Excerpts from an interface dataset
'''

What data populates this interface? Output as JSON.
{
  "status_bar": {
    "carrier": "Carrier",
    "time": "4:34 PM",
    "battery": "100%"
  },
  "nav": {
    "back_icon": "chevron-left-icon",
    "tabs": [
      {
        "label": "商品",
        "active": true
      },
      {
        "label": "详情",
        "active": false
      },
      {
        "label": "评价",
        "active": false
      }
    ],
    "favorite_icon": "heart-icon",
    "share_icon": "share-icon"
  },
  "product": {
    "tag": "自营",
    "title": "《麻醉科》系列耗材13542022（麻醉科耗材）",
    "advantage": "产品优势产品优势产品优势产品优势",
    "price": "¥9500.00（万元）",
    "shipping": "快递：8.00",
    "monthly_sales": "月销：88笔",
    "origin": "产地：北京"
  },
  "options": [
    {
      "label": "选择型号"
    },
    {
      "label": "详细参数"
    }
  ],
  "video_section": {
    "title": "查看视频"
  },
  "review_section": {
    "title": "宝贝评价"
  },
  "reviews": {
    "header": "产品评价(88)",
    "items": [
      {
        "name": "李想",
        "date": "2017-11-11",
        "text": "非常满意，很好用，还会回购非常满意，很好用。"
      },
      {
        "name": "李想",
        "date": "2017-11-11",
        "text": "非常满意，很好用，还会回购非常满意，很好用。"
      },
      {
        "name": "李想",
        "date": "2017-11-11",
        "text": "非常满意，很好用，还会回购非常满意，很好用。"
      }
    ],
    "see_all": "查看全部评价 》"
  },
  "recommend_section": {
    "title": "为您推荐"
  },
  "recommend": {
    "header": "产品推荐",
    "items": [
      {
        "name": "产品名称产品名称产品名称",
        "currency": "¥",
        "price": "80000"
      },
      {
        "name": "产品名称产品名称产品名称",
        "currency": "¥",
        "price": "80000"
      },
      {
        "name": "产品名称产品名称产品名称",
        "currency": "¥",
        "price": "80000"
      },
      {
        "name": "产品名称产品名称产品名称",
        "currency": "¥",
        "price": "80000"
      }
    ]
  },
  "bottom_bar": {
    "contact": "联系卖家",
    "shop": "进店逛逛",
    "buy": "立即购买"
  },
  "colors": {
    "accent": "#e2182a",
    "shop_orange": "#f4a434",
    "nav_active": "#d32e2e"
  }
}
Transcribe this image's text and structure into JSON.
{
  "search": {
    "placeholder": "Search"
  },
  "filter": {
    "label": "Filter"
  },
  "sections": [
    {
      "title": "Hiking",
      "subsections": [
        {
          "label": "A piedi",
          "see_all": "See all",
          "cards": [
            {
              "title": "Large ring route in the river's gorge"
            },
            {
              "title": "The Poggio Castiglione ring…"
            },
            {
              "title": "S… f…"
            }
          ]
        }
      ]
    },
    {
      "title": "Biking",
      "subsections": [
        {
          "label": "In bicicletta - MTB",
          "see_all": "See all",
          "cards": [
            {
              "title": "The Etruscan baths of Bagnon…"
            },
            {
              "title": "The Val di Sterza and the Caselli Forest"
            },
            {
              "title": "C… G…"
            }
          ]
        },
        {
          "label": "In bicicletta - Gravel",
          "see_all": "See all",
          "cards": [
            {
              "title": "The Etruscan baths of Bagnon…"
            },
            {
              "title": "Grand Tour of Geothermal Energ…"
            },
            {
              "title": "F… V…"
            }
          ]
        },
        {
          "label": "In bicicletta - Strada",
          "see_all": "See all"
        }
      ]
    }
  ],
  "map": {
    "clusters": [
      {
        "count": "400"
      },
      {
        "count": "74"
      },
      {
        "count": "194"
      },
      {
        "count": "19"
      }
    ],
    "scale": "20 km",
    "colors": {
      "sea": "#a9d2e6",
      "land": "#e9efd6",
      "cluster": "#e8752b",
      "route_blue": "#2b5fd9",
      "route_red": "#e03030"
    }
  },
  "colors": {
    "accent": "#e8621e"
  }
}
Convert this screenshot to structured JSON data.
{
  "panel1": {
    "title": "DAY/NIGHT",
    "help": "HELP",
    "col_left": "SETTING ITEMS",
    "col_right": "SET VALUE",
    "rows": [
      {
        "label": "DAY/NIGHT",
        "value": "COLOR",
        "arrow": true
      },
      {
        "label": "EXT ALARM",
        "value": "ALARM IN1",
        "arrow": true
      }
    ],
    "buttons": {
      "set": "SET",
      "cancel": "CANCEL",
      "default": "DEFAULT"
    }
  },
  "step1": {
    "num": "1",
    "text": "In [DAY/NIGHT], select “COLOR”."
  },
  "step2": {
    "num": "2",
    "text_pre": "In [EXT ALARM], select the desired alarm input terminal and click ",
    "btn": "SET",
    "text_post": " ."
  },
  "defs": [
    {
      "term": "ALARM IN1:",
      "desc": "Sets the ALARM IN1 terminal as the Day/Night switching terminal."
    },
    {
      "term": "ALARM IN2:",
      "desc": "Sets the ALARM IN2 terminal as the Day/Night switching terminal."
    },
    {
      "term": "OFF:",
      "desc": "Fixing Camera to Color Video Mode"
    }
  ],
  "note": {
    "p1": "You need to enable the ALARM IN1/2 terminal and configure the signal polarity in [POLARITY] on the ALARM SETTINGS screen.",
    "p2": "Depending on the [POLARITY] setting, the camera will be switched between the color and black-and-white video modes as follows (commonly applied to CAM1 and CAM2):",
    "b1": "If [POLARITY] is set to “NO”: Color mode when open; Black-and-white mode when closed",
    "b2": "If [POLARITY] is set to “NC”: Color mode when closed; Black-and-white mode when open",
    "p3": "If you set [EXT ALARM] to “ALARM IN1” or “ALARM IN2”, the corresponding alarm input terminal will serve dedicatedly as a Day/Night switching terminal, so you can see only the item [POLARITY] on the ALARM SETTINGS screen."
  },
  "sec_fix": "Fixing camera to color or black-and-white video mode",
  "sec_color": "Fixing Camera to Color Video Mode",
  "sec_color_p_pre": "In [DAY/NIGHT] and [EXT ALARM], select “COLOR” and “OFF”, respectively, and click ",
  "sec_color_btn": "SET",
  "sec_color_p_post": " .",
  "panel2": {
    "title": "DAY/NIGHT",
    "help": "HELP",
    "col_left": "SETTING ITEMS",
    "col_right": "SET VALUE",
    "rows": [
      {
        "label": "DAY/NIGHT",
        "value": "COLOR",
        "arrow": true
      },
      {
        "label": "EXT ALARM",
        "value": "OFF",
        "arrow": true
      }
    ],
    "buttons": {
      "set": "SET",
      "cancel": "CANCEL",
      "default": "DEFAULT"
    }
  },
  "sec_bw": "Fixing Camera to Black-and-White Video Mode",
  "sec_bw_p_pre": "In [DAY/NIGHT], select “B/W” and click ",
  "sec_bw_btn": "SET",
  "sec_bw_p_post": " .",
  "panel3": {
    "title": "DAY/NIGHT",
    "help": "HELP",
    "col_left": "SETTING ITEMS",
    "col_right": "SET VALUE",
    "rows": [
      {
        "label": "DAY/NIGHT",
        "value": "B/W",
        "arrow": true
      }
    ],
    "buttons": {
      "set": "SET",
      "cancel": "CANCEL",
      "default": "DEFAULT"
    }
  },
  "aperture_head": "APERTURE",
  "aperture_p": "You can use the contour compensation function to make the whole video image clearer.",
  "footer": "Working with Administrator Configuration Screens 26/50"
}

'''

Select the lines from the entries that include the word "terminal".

    "text_pre": "In [EXT ALARM], select the desired alarm input terminal and click ",
      "desc": "Sets the ALARM IN1 terminal as the Day/Night switching terminal."
      "desc": "Sets the ALARM IN2 terminal as the Day/Night switching terminal."
    "p1": "You need to enable the ALARM IN1/2 terminal and configure the signal polarity in [POLARITY] on the ALARM SETTINGS screen.",
    "p3": "If you set [EXT ALARM] to “ALARM IN1” or “ALARM IN2”, the corresponding alarm input terminal will serve dedicatedly as a Day/Night switching terminal, so you can see only the item [POLARITY] on the ALARM SETTINGS screen."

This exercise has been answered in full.